+++ DATA UNDER STUDY
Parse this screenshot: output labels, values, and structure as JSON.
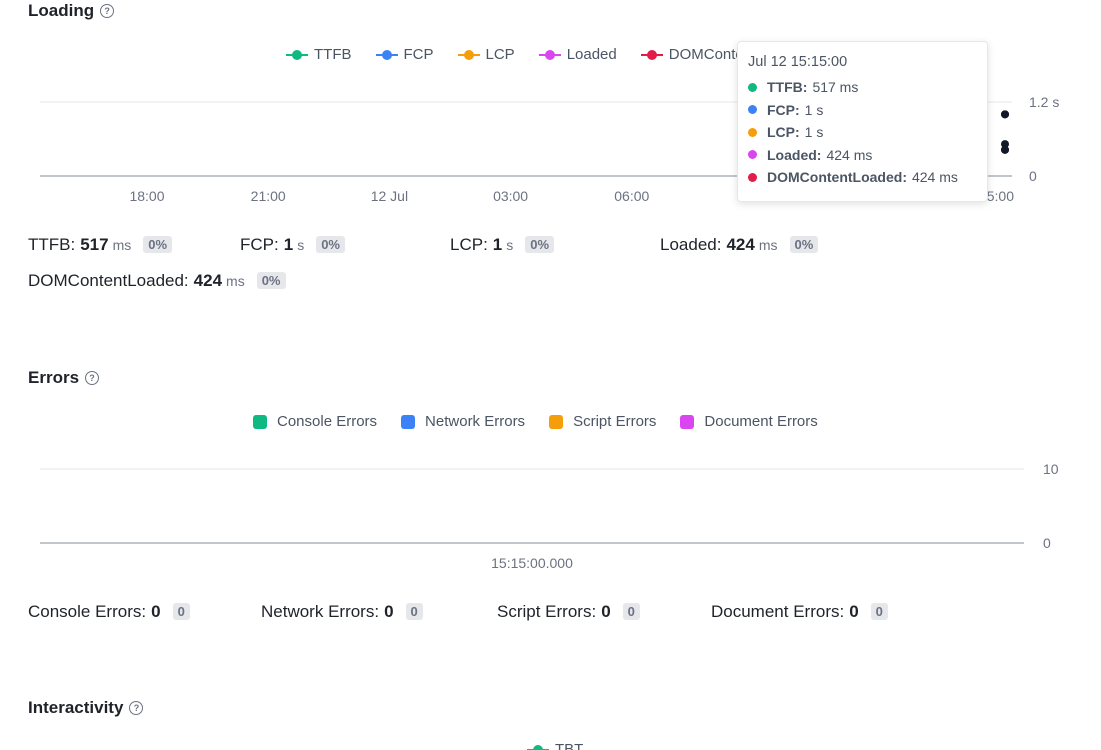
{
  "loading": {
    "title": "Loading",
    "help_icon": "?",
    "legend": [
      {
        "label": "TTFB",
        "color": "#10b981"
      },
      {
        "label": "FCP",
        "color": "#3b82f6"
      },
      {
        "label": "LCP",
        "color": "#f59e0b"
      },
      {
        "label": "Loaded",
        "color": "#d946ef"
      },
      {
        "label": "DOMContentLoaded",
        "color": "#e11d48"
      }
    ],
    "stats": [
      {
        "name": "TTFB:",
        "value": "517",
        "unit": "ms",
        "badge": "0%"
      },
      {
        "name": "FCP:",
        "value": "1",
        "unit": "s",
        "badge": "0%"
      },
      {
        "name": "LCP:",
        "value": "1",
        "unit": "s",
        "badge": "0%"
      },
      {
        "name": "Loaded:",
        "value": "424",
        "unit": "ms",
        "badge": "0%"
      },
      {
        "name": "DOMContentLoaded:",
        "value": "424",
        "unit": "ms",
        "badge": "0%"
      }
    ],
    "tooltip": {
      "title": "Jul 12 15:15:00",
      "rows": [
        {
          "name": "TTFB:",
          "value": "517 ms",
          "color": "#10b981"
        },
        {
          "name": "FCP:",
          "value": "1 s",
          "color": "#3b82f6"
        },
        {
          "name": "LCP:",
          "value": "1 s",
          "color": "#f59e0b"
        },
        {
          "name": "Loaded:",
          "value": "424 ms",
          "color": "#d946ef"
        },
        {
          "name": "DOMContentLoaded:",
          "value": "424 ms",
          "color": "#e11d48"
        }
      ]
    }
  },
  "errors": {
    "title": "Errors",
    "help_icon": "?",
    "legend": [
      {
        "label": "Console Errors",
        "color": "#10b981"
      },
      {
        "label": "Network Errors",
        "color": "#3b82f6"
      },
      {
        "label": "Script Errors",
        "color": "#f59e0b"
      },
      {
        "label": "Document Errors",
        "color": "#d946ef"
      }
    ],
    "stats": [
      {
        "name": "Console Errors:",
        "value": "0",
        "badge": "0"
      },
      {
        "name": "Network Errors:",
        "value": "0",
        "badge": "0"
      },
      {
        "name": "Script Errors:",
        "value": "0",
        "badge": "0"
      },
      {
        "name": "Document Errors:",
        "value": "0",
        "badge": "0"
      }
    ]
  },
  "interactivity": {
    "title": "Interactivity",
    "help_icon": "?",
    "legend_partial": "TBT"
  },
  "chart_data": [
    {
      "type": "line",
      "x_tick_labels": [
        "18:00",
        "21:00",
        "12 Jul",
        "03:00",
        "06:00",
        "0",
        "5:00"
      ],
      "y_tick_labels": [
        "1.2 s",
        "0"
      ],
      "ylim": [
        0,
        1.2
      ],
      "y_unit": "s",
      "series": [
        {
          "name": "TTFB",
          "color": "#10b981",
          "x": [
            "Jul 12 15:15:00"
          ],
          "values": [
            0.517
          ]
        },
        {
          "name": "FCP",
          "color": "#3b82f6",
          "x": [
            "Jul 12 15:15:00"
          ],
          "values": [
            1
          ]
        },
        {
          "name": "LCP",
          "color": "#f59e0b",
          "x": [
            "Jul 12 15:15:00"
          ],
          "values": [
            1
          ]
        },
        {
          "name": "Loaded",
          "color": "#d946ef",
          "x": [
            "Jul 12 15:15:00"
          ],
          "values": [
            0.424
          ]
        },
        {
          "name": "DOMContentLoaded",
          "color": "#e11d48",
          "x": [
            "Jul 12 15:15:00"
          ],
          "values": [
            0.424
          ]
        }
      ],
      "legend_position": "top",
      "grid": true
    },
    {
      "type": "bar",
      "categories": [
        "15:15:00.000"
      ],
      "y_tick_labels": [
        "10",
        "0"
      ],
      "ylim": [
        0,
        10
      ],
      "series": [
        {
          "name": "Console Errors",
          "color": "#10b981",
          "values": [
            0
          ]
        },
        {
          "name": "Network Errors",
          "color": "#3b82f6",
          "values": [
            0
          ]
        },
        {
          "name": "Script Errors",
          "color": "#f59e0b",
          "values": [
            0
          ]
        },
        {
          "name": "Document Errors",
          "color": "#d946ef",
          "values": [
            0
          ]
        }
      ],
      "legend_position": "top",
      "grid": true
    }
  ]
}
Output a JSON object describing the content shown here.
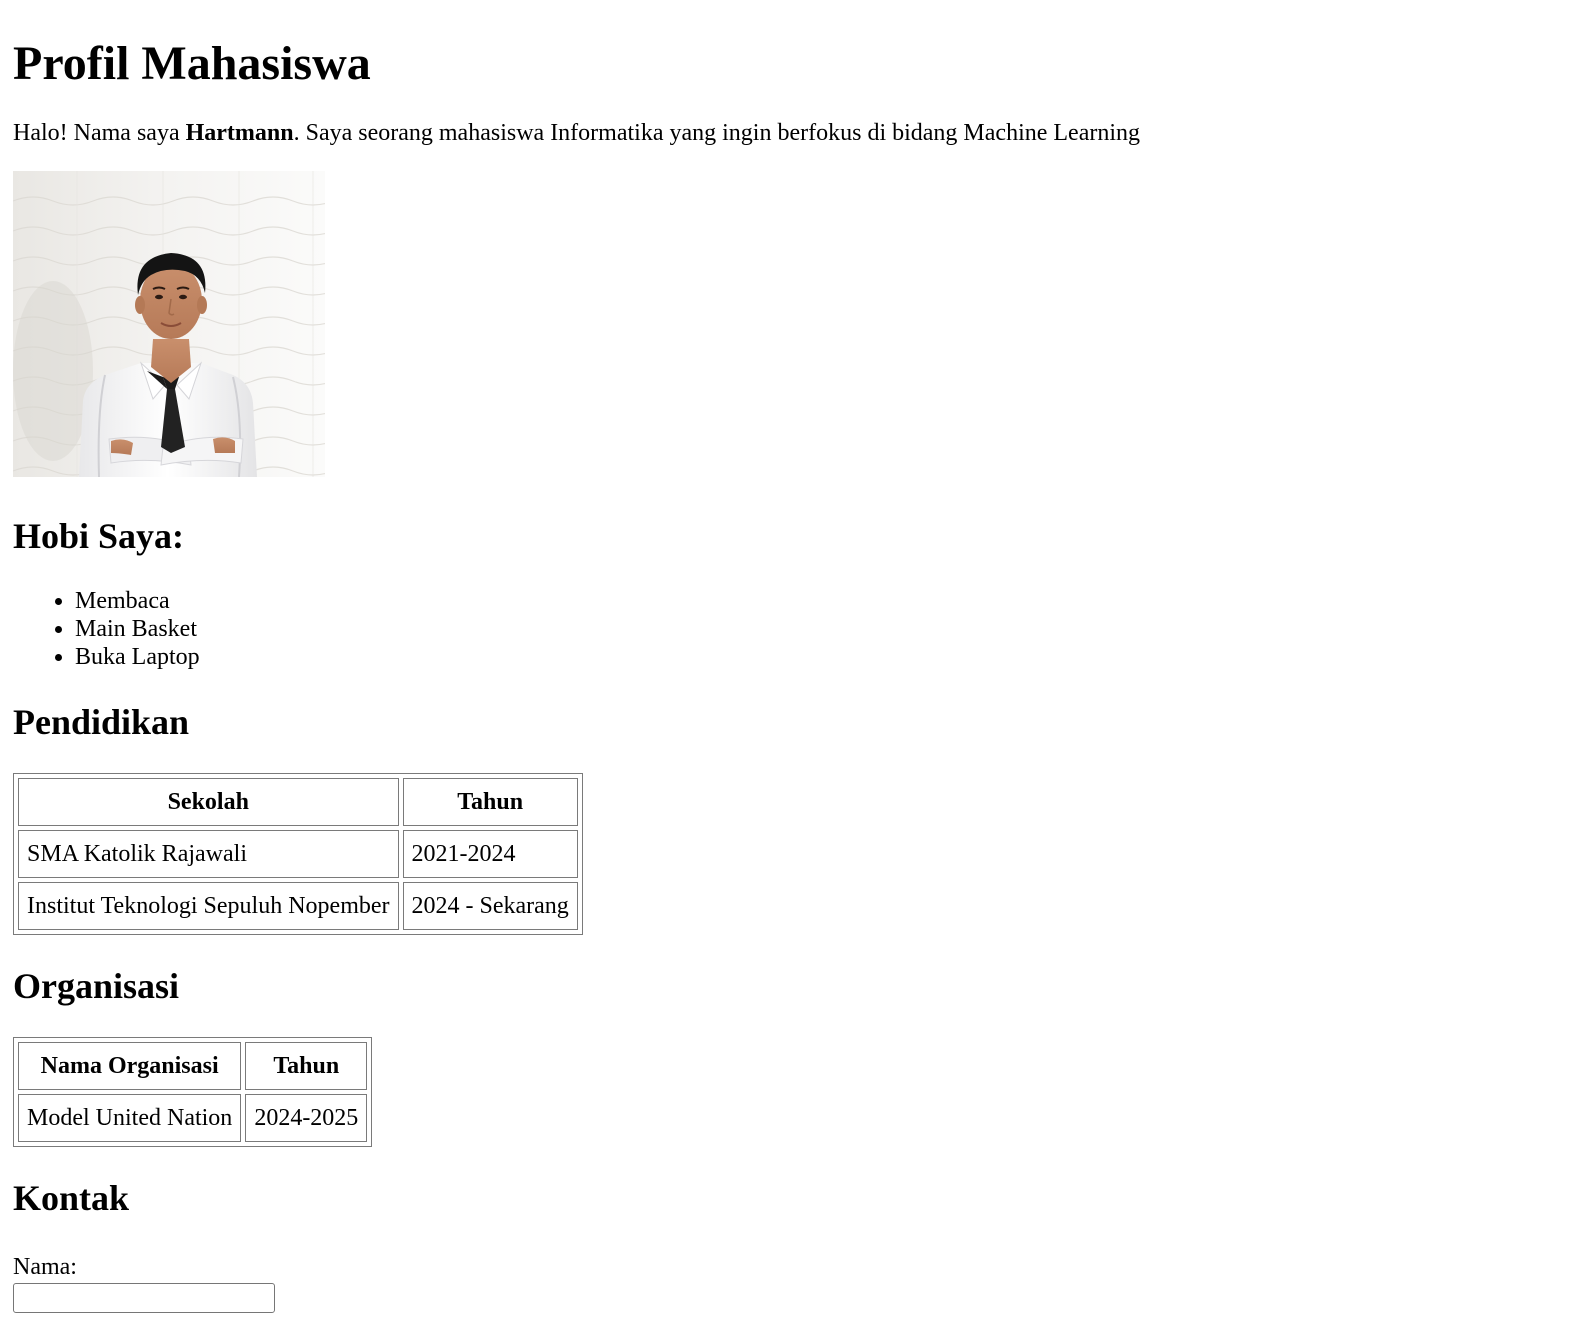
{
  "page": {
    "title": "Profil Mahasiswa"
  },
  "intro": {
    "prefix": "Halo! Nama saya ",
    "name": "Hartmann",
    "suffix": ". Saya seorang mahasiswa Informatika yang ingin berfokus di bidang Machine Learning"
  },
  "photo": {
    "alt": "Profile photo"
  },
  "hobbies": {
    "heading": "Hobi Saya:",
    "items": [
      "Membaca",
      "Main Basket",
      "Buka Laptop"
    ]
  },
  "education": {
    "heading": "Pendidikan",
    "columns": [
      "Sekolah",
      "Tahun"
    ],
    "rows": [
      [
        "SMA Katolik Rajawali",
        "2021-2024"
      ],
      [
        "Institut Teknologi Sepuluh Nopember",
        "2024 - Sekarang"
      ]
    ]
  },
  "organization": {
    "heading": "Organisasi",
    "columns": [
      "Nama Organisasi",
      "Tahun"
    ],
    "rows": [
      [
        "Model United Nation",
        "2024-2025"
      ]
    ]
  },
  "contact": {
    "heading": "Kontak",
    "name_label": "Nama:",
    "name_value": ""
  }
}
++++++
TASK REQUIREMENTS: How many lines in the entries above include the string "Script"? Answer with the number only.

TASK RESULT: 3